(I wrote this a while back but never published it. With no inspiration for today as we await whatever happens vis a vis the sequester, I've dug it up.)
Here's but a partial snippet from the summary portion of a comprehensive report on climate change
, involving 240 scientists, who, according to deniers like a certain two-initialled reader here, must all be in cahoots for as-yet unspecified reasons.
Global climate is changing, and this is apparent across the U.S. in a wide range of
observations. The climate change of the past 50 years is due primarily to human activities,
predominantly the burning of fossil fuels.
Some extreme weather and climate events have increased in recent decades, and there is
new and stronger evidence that many of these increases are related to human activities.
Human-induced climate change is projected to continue and accelerate significantly if
emissions of heat-trapping gases continue to increase.
Impacts related to climate change are already evident in many sectors and are expected
to become increasingly challenging across the nation throughout this century and beyond.

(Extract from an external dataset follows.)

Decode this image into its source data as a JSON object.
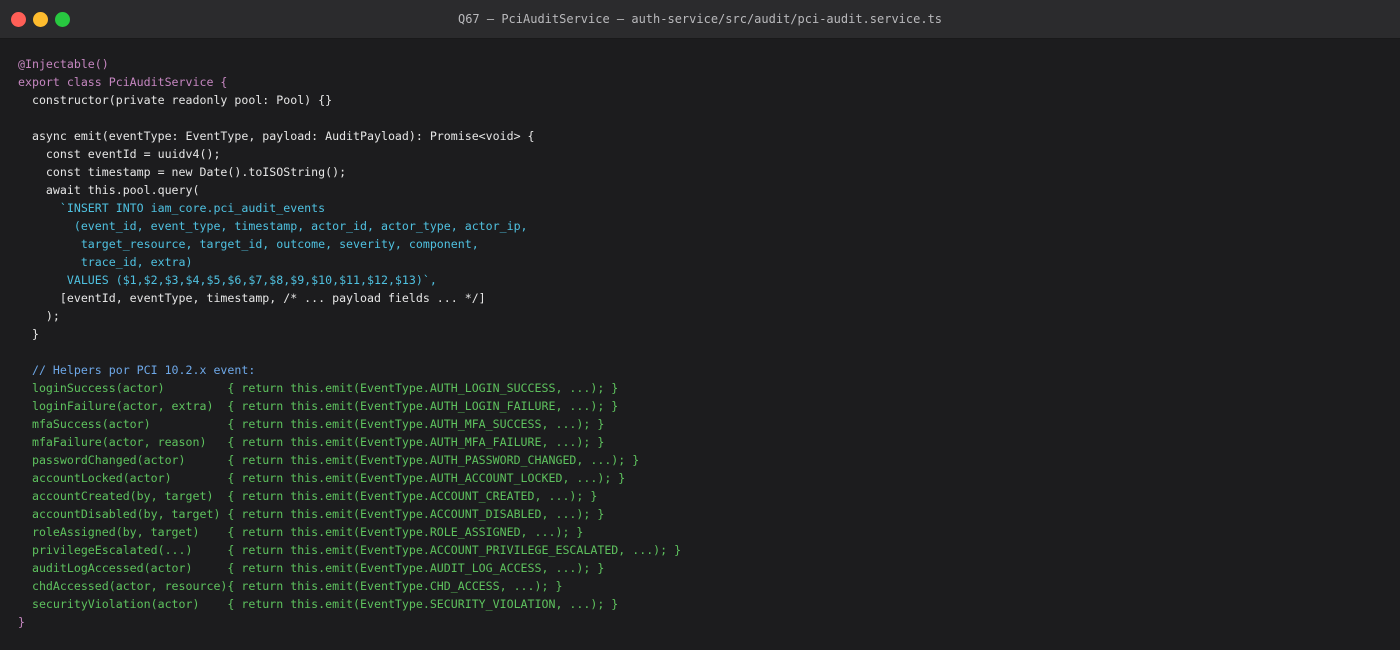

Climate change threatens human health and well-being in many ways, including impacts
from increased extreme weather events, wildfire, decreased air quality, diseases
transmitted by insects, food, and water, and threats to mental health.

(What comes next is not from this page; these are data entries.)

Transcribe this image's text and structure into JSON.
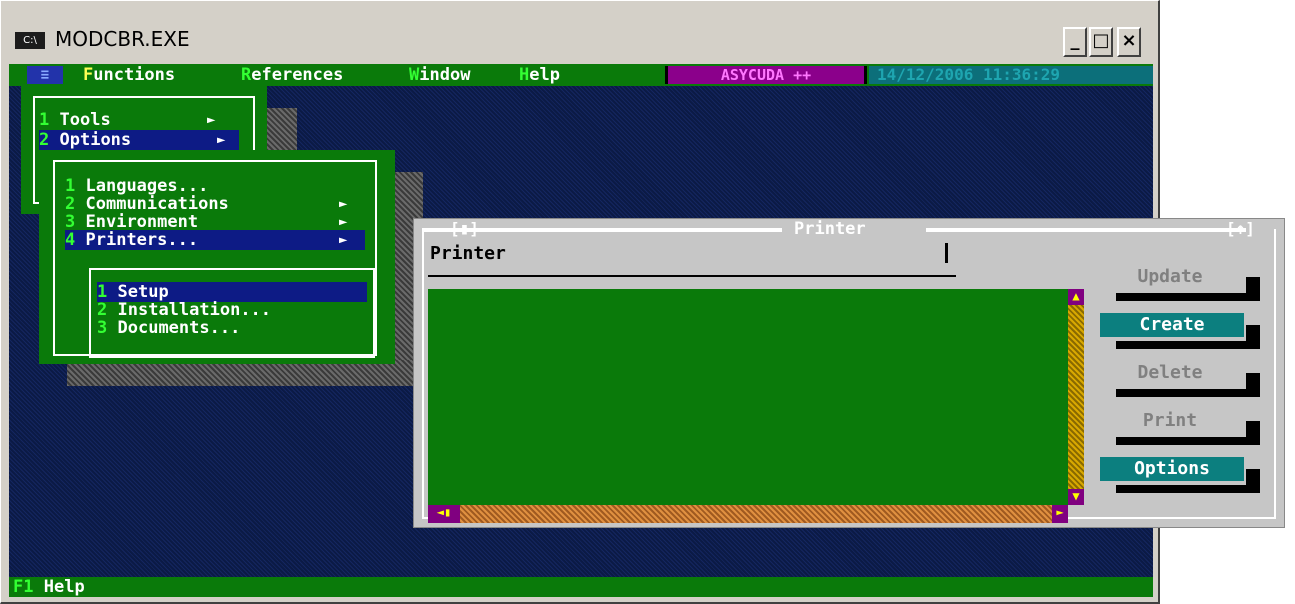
{
  "window": {
    "title": "MODCBR.EXE",
    "icon_text": "C:\\",
    "min": "_",
    "max": "□",
    "close": "×"
  },
  "menubar": {
    "menu_icon": "≡",
    "items": [
      {
        "hot": "F",
        "rest": "unctions"
      },
      {
        "hot": "R",
        "rest": "eferences"
      },
      {
        "hot": "W",
        "rest": "indow"
      },
      {
        "hot": "H",
        "rest": "elp"
      }
    ],
    "badge": "ASYCUDA ++",
    "datetime": "14/12/2006 11:36:29"
  },
  "menu_functions": {
    "items": [
      {
        "num": "1",
        "label": "Tools"
      },
      {
        "num": "2",
        "label": "Options"
      }
    ]
  },
  "menu_options": {
    "items": [
      {
        "num": "1",
        "label": "Languages..."
      },
      {
        "num": "2",
        "label": "Communications"
      },
      {
        "num": "3",
        "label": "Environment"
      },
      {
        "num": "4",
        "label": "Printers..."
      }
    ]
  },
  "menu_printers": {
    "items": [
      {
        "num": "1",
        "label": "Setup"
      },
      {
        "num": "2",
        "label": "Installation..."
      },
      {
        "num": "3",
        "label": "Documents..."
      }
    ]
  },
  "dialog": {
    "title": "Printer",
    "close_marker": "[▮]",
    "max_marker": "[↑]",
    "column_header": "Printer",
    "buttons": {
      "update": "Update",
      "create": "Create",
      "delete": "Delete",
      "print": "Print",
      "options": "Options"
    }
  },
  "statusbar": {
    "key": "F1",
    "label": "Help"
  },
  "colors": {
    "menu_green": "#0a7a0a",
    "desktop_blue": "#0b1a45",
    "selection_blue": "#0d1b85",
    "badge_purple": "#8b008b",
    "datetime_teal": "#0c6f7a",
    "dialog_gray": "#c6c6c6"
  }
}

If I could come to understand why it is that climate change denial is exclusive, in this country, to today's Republicans; if I could come to understand why it is that climate change denial, in terms of national policy, is exclusive to the US, I think I'd know everything I've ever wanted to know, and could die unhappy.
Actually, I have a pretty strong inkling: it relates, somehow, in ways I haven't entirely figured out but which seem intuitively correct, to the connection between Christian fundamentalism, Biblical literalism, and the Republican party. There's a mindset that needs to believe certain things, the believing of which requires denying reality. That much, I think, borders on the obvious. It's the "why" that's so puzzling to me. The "what is it about them?" It's as if we're separate subspecies. (I'd say "species," but I know that cross-fertilization, in the genetic -- not cognition -- sense is possible.)

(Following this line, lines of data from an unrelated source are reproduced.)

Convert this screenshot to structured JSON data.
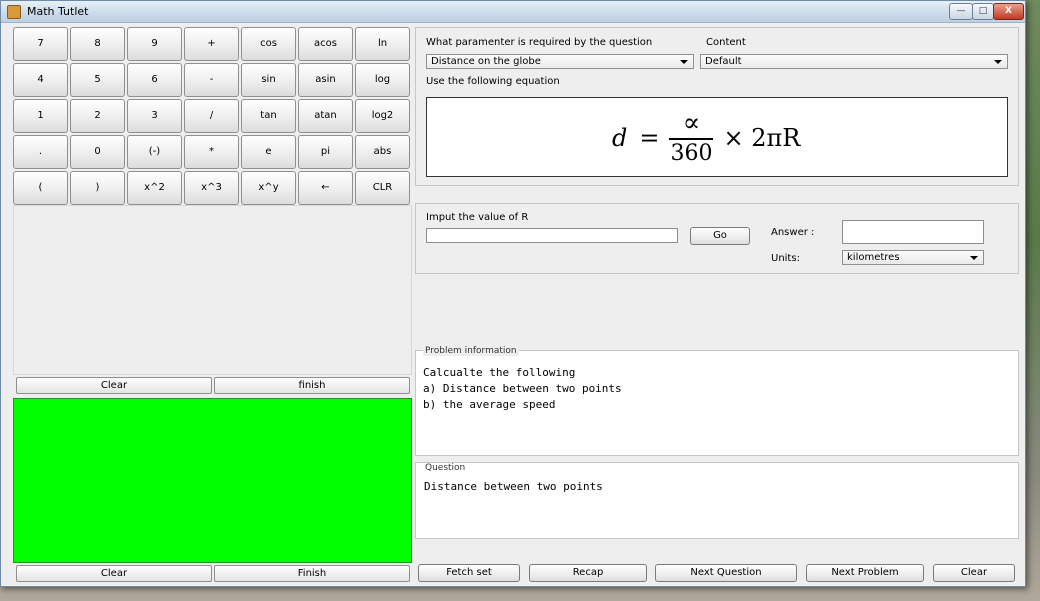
{
  "window": {
    "title": "Math Tutlet",
    "controls": {
      "minimize": "—",
      "maximize": "□",
      "close": "X"
    }
  },
  "calculator": {
    "rows": [
      [
        "7",
        "8",
        "9",
        "+",
        "cos",
        "acos",
        "ln"
      ],
      [
        "4",
        "5",
        "6",
        "-",
        "sin",
        "asin",
        "log"
      ],
      [
        "1",
        "2",
        "3",
        "/",
        "tan",
        "atan",
        "log2"
      ],
      [
        ".",
        "0",
        "(-)",
        "*",
        "e",
        "pi",
        "abs"
      ],
      [
        "(",
        ")",
        "x^2",
        "x^3",
        "x^y",
        "←",
        "CLR"
      ]
    ],
    "clear_label": "Clear",
    "finish_label": "finish"
  },
  "green_panel": {
    "clear_label": "Clear",
    "finish_label": "Finish"
  },
  "question_setup": {
    "parameter_label": "What paramenter is required by the question",
    "parameter_value": "Distance on the globe",
    "content_label": "Content",
    "content_value": "Default",
    "equation_label": "Use the following equation",
    "equation": {
      "lhs": "d",
      "eq": "=",
      "num": "∝",
      "den": "360",
      "rhs": "× 2πR"
    }
  },
  "input_section": {
    "input_label": "Imput the value of R",
    "input_value": "",
    "go_label": "Go",
    "answer_label": "Answer :",
    "answer_value": "",
    "units_label": "Units:",
    "units_value": "kilometres"
  },
  "problem_info": {
    "title": "Problem information",
    "lines": [
      "Calcualte the following",
      "a) Distance between two points",
      "b) the average speed"
    ]
  },
  "question": {
    "title": "Question",
    "text": "Distance between two points"
  },
  "bottom_bar": {
    "fetch_set": "Fetch set",
    "recap": "Recap",
    "next_question": "Next Question",
    "next_problem": "Next Problem",
    "clear": "Clear"
  }
}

Whatever the explanation, it bodes deeply and widely ill for us as a nation, and, given this nation's influence in the world, as a species. This short-circuited thinking process, this overriding need to deny what's obvious, be it climate change or the age of the earth or economic policy or the nature of sexual preference or the value of torture, has become an unbridgeable gap between the two political parties in general, and between human beings occupying this land, in particular. There's simply no avenue for the meeting of the minds, no bridges between the two versions of reality. Which shouldn't be surprising, given that one version exists, while the other doesn't.
It must be -- and this is part of the mystery -- that human brains have evolved in two separate ways. Maybe at one time it was useful to have separation of powers, as it were: shoot-from-the-hip reactors, tough-guys, no-self-doubters; and planners, creators, think-of-the-consequences sorts. Maybe, for all its impressive powers, the brain, as it was developing, couldn't handle both kinds of thinking, and since both were necessary when, you know, we had to ride on dinosaurs, there was a division of mental labor which, because it's too late now even though it'd be better if it weren't, is becoming a fatal flaw for humanity.
That which got us though tough times back in the days before the days, is killing us now. One can only hope that whatever sentient beings arise from the literal ashes of our current denialism will find a way to leave magical thinking behind and deal with the world as it is. It might keep life going until the sun goes all nova on us.